Bluhm updates officials on voting machines

REED CITY — It may be early for some people to think about the 2018 mid-term election.

However, Osceola County Clerk Karen Bluhm, along with local township and city clerks, have spent the last couple of months figuring out what new voting equipment voters will see on election day in 2018.

The State of Michigan is requiring counties to purchase new equipment. In January, Bluhm told county officials the state selected Dominion Voting System, Election Systems and Software and Hart InterCivic as vendors of optical-scan voting systems local units will need to purchase. The current voting equipment arrived in 2005 and has been used since 2006.

Bluhm updated County Commissioners during their most recent meeting on April 18, telling them a decision on a vendor was made during a meeting with the local township clerks.

"It is my decision to make, but the local clerks are the ones who are going to be working hands-on with the machines," she explained. "After the conversation about the voting machines and they saw the numbers, they agreed with my decision. We are choosing Dominion."

The cost of Dominion, $1,860 for the county and a printer for townships, is less than the ES&S and Hart. However, Bluhm said the price wasn't the only factor considered.

"They use Governmental Business Services and Election Source to market themselves," she said. "The local clerks are familiar with them, and I work with them a little more than they do.

"It's really the service (Dominion provides)," she said, noting representatives are usually a half-hour away on election day in case there are any mechanical issues.

Bluhm said they will be able to rely on Dominion.

"They are from Grand Rapids, right across from the airport," she said. "I know where I can get my hands on someone personally."

Bluhm presented a 10-year cost analysis to commissioners, highlighting the costs of the voting equipment from the three vendors. The analysis included initial costs for both the county and townships and maintenance costs for Years 6 though 10. Years 2 through 5 had no costs.

The discussion at the clerk meeting, Bluhm said, did not focus on cost.

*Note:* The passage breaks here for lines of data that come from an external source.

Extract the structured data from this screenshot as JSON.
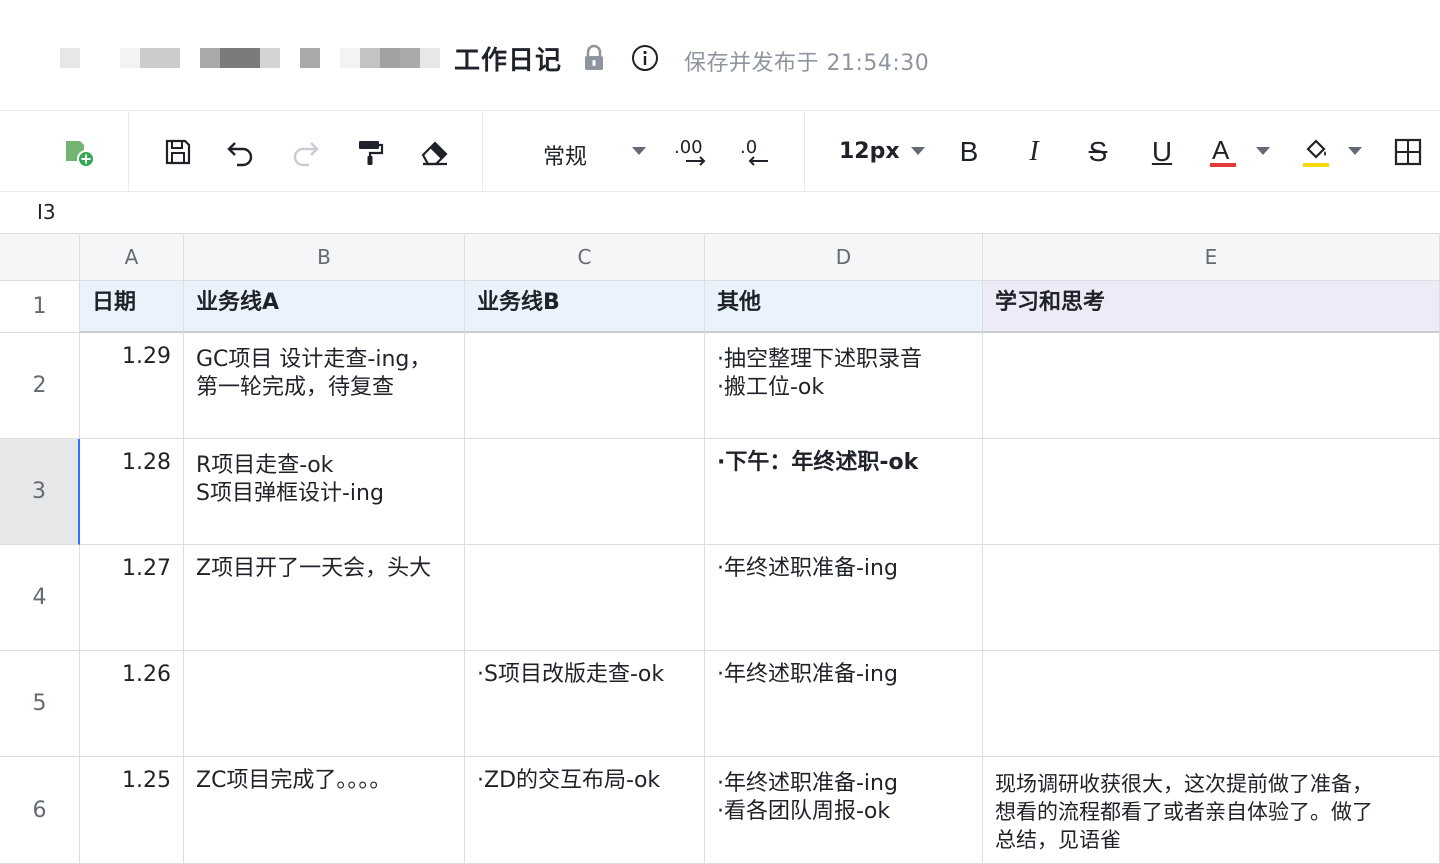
{
  "title_bar": {
    "doc_title": "工作日记",
    "save_status": "保存并发布于 21:54:30"
  },
  "toolbar": {
    "format_label": "常规",
    "decimal_increase_label": ".00",
    "decimal_decrease_label": ".0",
    "font_size_label": "12px",
    "font_color": "#e53935",
    "fill_color": "#f5d90a"
  },
  "cell_ref": "I3",
  "columns": [
    "A",
    "B",
    "C",
    "D",
    "E"
  ],
  "rows": [
    {
      "num": "1",
      "A": "日期",
      "B": "业务线A",
      "C": "业务线B",
      "D": "其他",
      "E": "学习和思考"
    },
    {
      "num": "2",
      "A": "1.29",
      "B": "GC项目 设计走查-ing，\n第一轮完成，待复查",
      "C": "",
      "D": "·抽空整理下述职录音\n·搬工位-ok",
      "E": ""
    },
    {
      "num": "3",
      "A": "1.28",
      "B": "R项目走查-ok\nS项目弹框设计-ing",
      "C": "",
      "D": "·下午：年终述职-ok",
      "E": ""
    },
    {
      "num": "4",
      "A": "1.27",
      "B": "Z项目开了一天会，头大",
      "C": "",
      "D": "·年终述职准备-ing",
      "E": ""
    },
    {
      "num": "5",
      "A": "1.26",
      "B": "",
      "C": "·S项目改版走查-ok",
      "D": "·年终述职准备-ing",
      "E": ""
    },
    {
      "num": "6",
      "A": "1.25",
      "B": "ZC项目完成了。。。。",
      "C": "·ZD的交互布局-ok",
      "D": "·年终述职准备-ing\n·看各团队周报-ok",
      "E": "现场调研收获很大，这次提前做了准备，\n想看的流程都看了或者亲自体验了。做了\n总结，见语雀"
    }
  ]
}
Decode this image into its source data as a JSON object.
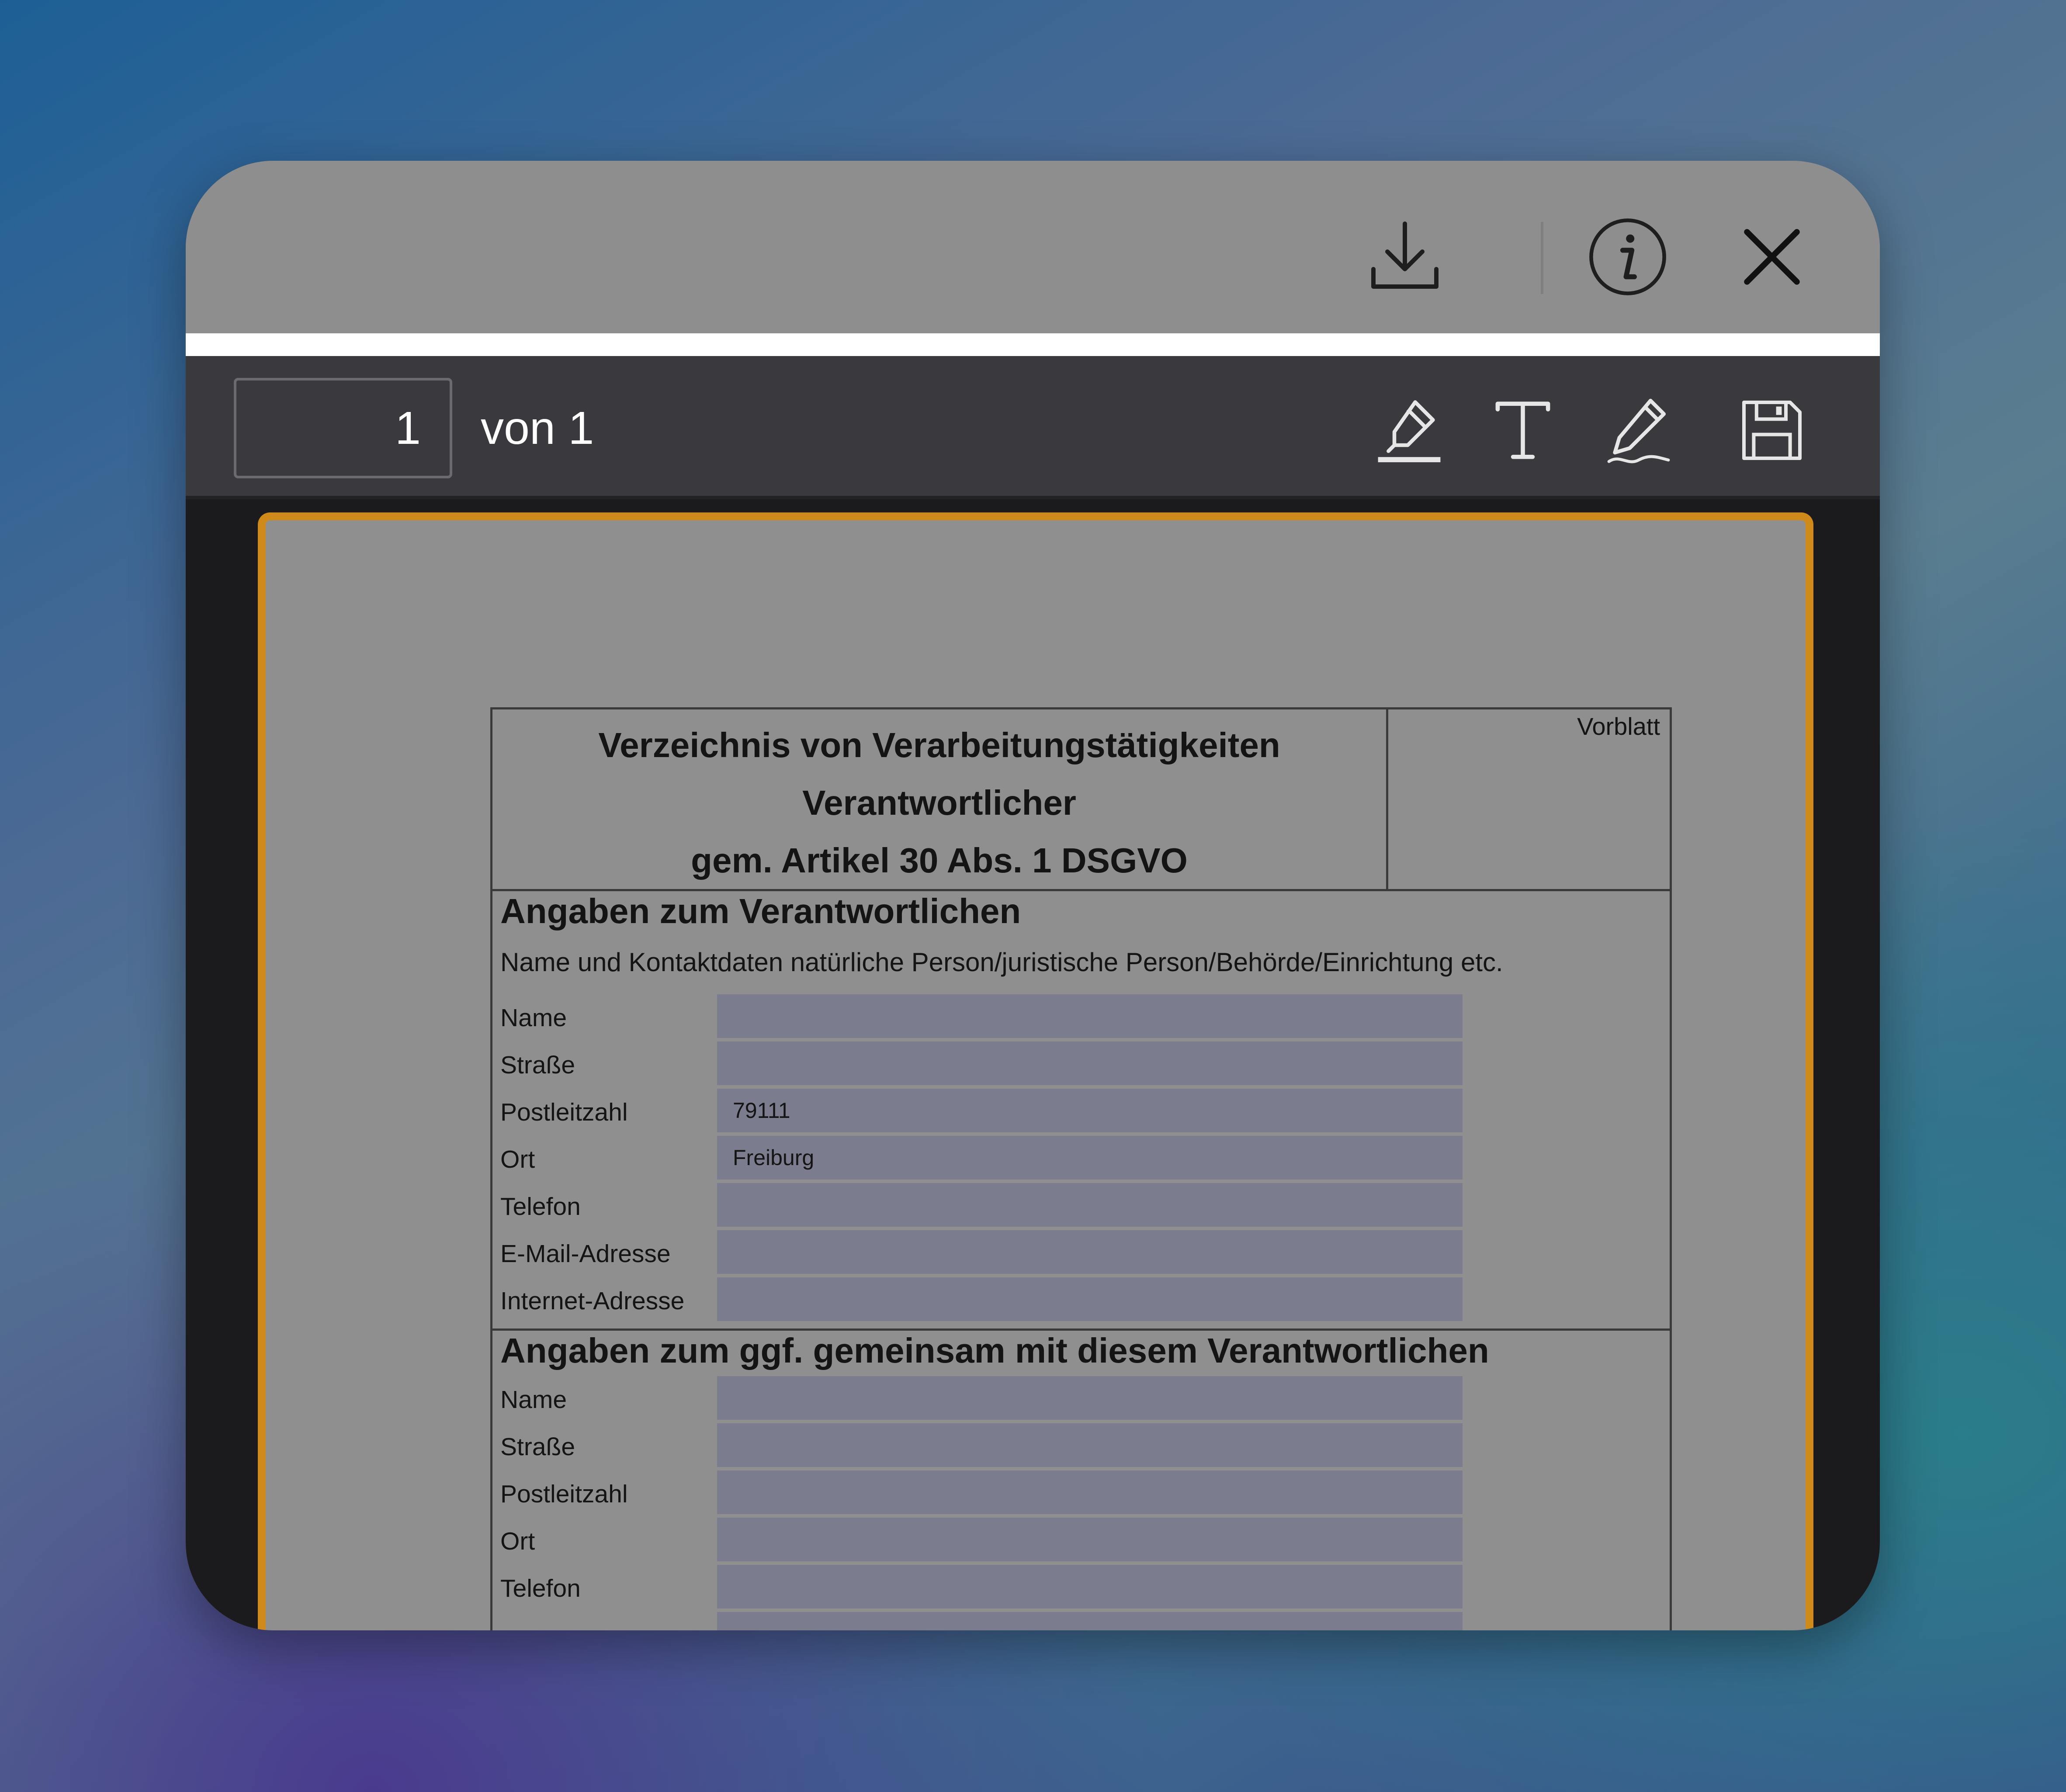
{
  "toolbar_top": {
    "download_icon": "download-icon",
    "info_icon": "info-icon",
    "close_icon": "close-icon"
  },
  "pager": {
    "current_page": "1",
    "of_label": "von 1"
  },
  "tools": {
    "highlight_icon": "highlighter-icon",
    "text_icon": "text-icon",
    "draw_icon": "pen-icon",
    "save_icon": "save-icon"
  },
  "document": {
    "title_lines": [
      "Verzeichnis von Verarbeitungstätigkeiten",
      "Verantwortlicher",
      "gem. Artikel 30 Abs. 1 DSGVO"
    ],
    "side_label": "Vorblatt",
    "section1": {
      "title": "Angaben zum Verantwortlichen",
      "subtitle": "Name und Kontaktdaten natürliche Person/juristische Person/Behörde/Einrichtung etc.",
      "rows": [
        {
          "label": "Name",
          "value": ""
        },
        {
          "label": "Straße",
          "value": ""
        },
        {
          "label": "Postleitzahl",
          "value": "79111"
        },
        {
          "label": "Ort",
          "value": "Freiburg"
        },
        {
          "label": "Telefon",
          "value": ""
        },
        {
          "label": "E-Mail-Adresse",
          "value": ""
        },
        {
          "label": "Internet-Adresse",
          "value": ""
        }
      ]
    },
    "section2": {
      "title": "Angaben zum ggf. gemeinsam mit diesem Verantwortlichen",
      "rows": [
        {
          "label": "Name",
          "value": ""
        },
        {
          "label": "Straße",
          "value": ""
        },
        {
          "label": "Postleitzahl",
          "value": ""
        },
        {
          "label": "Ort",
          "value": ""
        },
        {
          "label": "Telefon",
          "value": ""
        }
      ]
    }
  },
  "colors": {
    "accent_border": "#d08a1a",
    "field_fill": "#7b7d8e",
    "toolbar_bg": "#3a3a3e"
  }
}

"Most of the consensus was we liked Hart," she said. "We all agreed Hart is the future equipment, but there are too many unknowns. It is approved by the state, but they have no current state contract."

Bluhm said Hart has no office set up in the state and couldn't pinpoint where it would be located.

The touch screen on Hart's voting equipment was very progressive, Bluhm added.

"I think that's the future," she said. "One clerk really liked Hart, but said she had to look at the age of her voters and voting population and didn't believe they would be comfortable with that equipment. I can see today's generation — that's where they want to be."

However, Bluhm said Hart's software isn't up to date.

"They keep telling me they will get me this and get me that," she said. "That's like telling me to buy a car with three tires this week and then they will get me the fourth tire in another three months."

Bluhm said ES&S was more difficult to get answers from.

"They kept telling me they'll match anybody else's quote," she said, shaking her head. "No, I'm not buying a car. They couldn't tell me where they were even located."

Bluhm said the state provided numbers of which counties selected which vendor. The majority have selected Dominion, the clerk said.

"We asked among ourselves, 'What did these other clerks know about Dominion that it was the obvious chosen one? What did they see that we haven't seen?'" Bluhm said. "Then we shared the costs."

Although Bluhm said a decision was made, it was not reported to the state. She said she would be making the recommendation to County Commissioners, who will have to approve a state-required resolution.

"I believe all the clerks were comfortable that we selected what's best for our voters," she said.

Bluhm added she's in no hurry to get the Dominion voting equipment and begin the training.

"I told them let's look at the first of the year," she said.